I really liked that idea of "Look more closely" beckoning the reader into the world you have created for them.
Thanks Paul. From a fellow 'historical' writer, this means a lot. The reason I write slightly 'pastiche' is that there are soo many 'serious' writers out there - and so many Historical trolls waiting to pounce on any tiny out of place detail. This way, I can get away with a bit of laxity - tho' I have scrupulously researched very detail!!Delete
Yikes!!! Where's the rest!!! You can't leave us like this?? Self publish. Carol! Lulu.com, Kindle, anything! Just let us read this book! l love this description "the stinking miasma that rises from the oozing mud". Powerful and vivid! You have to publish it!ReplyDelete
PS, I so hope your action against the council is successful! If you make enough money from this book, you can buy the field and save the snails! As for this brilliant phrase "the mendacious offspring of unwed parents, I love it. I am going to be much more succinct though. B******sReplyDelete
Thanks lovely Val! I have to offer the book to my agent first... but if she thinks no 'big' publisher will take it, I ain't gonna sit around - straight into self-publishing!Delete

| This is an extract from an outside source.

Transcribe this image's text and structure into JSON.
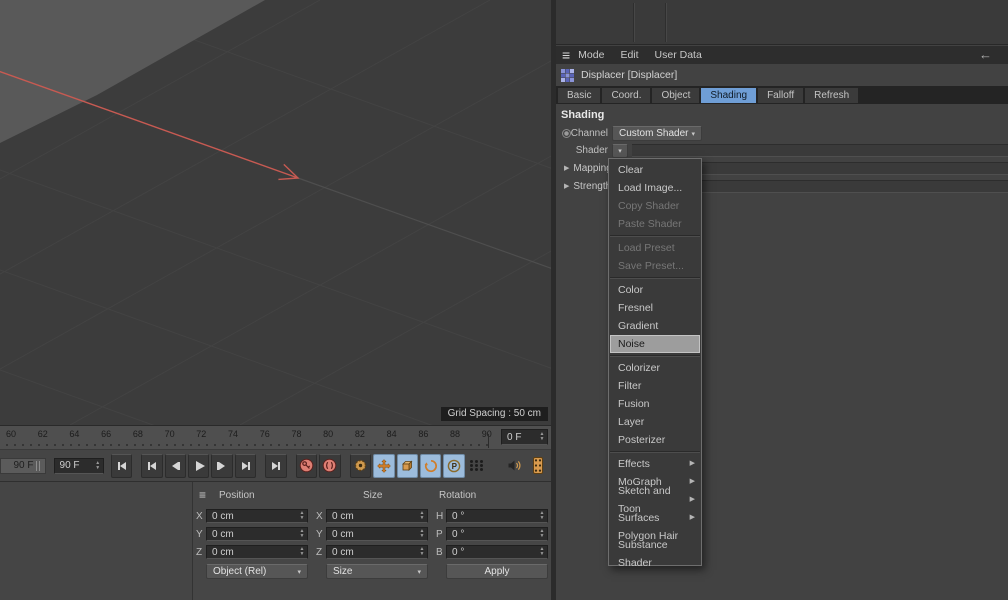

You could be onto a winner here. Love your crisp, evocative style and the way your words build up pictures in the mind - almost like being there.ReplyDelete

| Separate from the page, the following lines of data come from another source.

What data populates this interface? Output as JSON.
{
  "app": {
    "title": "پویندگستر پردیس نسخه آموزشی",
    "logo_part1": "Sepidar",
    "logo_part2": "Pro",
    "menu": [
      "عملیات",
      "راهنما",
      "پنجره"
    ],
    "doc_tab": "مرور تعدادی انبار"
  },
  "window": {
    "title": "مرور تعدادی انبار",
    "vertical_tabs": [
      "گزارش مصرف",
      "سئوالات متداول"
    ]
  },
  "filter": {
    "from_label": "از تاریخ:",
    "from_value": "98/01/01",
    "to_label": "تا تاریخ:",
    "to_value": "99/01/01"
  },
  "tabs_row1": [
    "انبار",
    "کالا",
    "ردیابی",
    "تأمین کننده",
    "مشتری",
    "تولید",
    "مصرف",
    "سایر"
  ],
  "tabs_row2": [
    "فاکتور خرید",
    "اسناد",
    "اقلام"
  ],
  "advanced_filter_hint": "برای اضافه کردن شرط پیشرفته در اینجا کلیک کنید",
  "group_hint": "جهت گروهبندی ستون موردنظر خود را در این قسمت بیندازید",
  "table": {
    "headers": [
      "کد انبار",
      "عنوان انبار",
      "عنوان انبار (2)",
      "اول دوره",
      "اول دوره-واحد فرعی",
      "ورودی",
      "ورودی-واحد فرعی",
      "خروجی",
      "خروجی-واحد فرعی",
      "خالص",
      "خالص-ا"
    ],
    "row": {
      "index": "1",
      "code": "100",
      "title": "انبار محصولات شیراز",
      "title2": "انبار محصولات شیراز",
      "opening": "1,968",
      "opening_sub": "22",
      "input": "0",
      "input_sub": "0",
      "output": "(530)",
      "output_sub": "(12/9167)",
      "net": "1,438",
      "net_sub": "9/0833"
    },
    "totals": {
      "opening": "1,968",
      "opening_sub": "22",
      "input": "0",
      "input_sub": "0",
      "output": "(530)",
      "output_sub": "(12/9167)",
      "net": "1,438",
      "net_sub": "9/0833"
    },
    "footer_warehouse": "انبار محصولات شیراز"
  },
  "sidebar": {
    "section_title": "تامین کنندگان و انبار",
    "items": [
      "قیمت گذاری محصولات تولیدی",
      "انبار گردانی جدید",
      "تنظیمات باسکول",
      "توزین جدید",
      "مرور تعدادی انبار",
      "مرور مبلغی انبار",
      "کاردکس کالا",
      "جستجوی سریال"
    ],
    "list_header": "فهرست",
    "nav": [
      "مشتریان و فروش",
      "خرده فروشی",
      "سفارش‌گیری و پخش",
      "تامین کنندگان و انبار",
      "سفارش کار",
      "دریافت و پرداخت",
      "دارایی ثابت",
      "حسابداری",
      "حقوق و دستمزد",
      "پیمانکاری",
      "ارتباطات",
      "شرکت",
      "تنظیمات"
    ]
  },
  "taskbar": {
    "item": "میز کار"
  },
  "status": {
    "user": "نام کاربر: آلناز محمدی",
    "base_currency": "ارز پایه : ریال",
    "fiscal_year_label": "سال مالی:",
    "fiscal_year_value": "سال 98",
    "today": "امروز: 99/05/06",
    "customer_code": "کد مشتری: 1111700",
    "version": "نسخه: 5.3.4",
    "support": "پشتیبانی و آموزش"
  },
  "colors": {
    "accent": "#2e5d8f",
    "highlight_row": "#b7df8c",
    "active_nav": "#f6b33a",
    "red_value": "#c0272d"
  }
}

Look forward to learning more! In fact, I might even start saving up to buy a copy!
Great stuff, Carol.
Thanks Jacy. I'll send you a copy to review!Delete
Managed to get on your blog from my hospital bed so you are honoured as I'm paying for wi fi on my phone. Loved the beginning of your book better than the one I have spent 3 days reading in here rotten beginning and terrible ending. I'm scared to say it's name on here in case I offend anyone. Hope you win over Tge council.ReplyDelete

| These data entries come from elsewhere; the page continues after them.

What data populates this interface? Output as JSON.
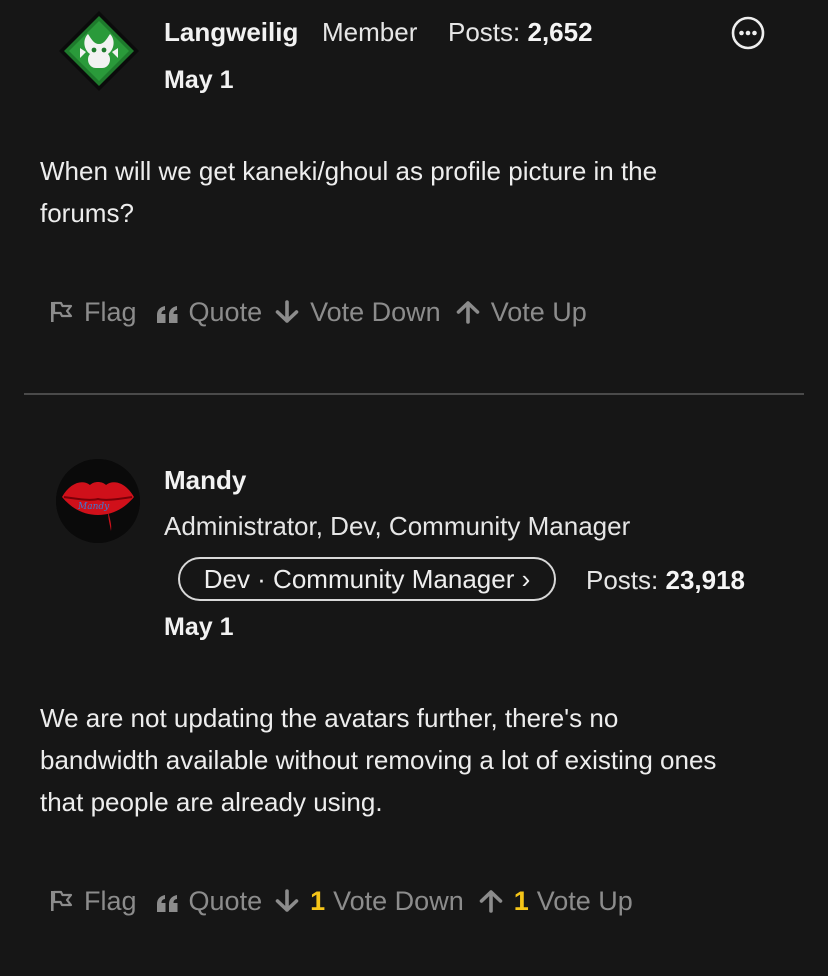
{
  "posts": [
    {
      "author": "Langweilig",
      "role": "Member",
      "posts_label": "Posts:",
      "posts_count": "2,652",
      "date": "May 1",
      "body_lines": [
        "When will we get kaneki/ghoul as profile picture in the",
        "forums?"
      ],
      "avatar_icon": "green-emblem-avatar-icon",
      "actions": {
        "flag": "Flag",
        "quote": "Quote",
        "vote_down": "Vote Down",
        "vote_up": "Vote Up"
      }
    },
    {
      "author": "Mandy",
      "role": "Administrator, Dev, Community Manager",
      "badge": "Dev · Community Manager ›",
      "posts_label": "Posts:",
      "posts_count": "23,918",
      "date": "May 1",
      "body_lines": [
        "We are not updating the avatars further, there's no",
        "bandwidth available without removing a lot of existing ones",
        "that people are already using."
      ],
      "avatar_icon": "red-lips-avatar-icon",
      "avatar_text": "Mandy",
      "actions": {
        "flag": "Flag",
        "quote": "Quote",
        "vote_down_count": "1",
        "vote_down": "Vote Down",
        "vote_up_count": "1",
        "vote_up": "Vote Up"
      }
    }
  ],
  "more_icon": "ellipsis-circle-icon",
  "colors": {
    "background": "#161616",
    "text": "#ececec",
    "muted": "#8c8c8c",
    "vote_count": "#f5c518",
    "divider": "#4a4a4a"
  }
}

Thanks lovely. Not happy about your location!! Hope you are back at home very soon!Delete
Wow! Lots of mist! And miasma too! :DReplyDelete
Seriously, looks like a good read. Cant' wait.
Just switched on to find diamond-quality writing crying out to be read and to be published. Fabulous, Carol, really evoking Victorian London brilliantly.ReplyDelete
Ferrari?????? You LOVE that 2CV! It craves a taste of Tuscany too.
I really believe that the snails will win the day, that the council will crumble, that the book will fly and that Carol Hedges will be raised in bronze next to the Westfield picnic bench, itself made permanent for the good residents of Harpenden. Optimists and snails rule, ok?
Thanks. You're probably right. I'd ship the 2CV out there. Tho' it's not going to happen! Glad you enjoyed the segment of novel. Hoping some encouraging comments will spur me on the finish the editing. I HATE editing!Delete
You've definitely established the mood with this one, Carol.ReplyDelete
Sadly I too am in the club of having an agent who hasn't yet found a home for my novel. I always dreamed of having an agent and becoming successful, but now I know that finding an agent seems to be the first step on a very long ladder!!
I loved your excerpt and cross my fingers for the little snails.
Funny how unagented writers assume stuff about having an agent!! My agent (and I'm with a 'biggie' and she's very nice) sent out 5 novels - which she enjoyed,each to 20 publishers. All refused. In these straightened times, with bookshops closing, publishers are only interested in 'instant' hits or celebs. Steady mid-listers are not taken on any more by pubs. who have got used to being greedy. I make Usborne a small regular profit.Not enough, sadly. Thank goodness for self-publishing.Delete
Fabulous start Carol- I do want to read more, please!Love your evocation of Victorian through the use of mist- clever.ReplyDelete
Fabulous opening - bring on the villa in Tuscany! Have visions of you, the snails and several hundred writer friends living there in harmony ...ReplyDelete
Thanks Bernie and Juliet - your encouraging comments will spur me on!ReplyDelete
(Joining the debate a little late) Even though I hate snails.. Yay for Roman Snails and Go Carol! The novel sounds amazing too. Good luck with it :-)ReplyDelete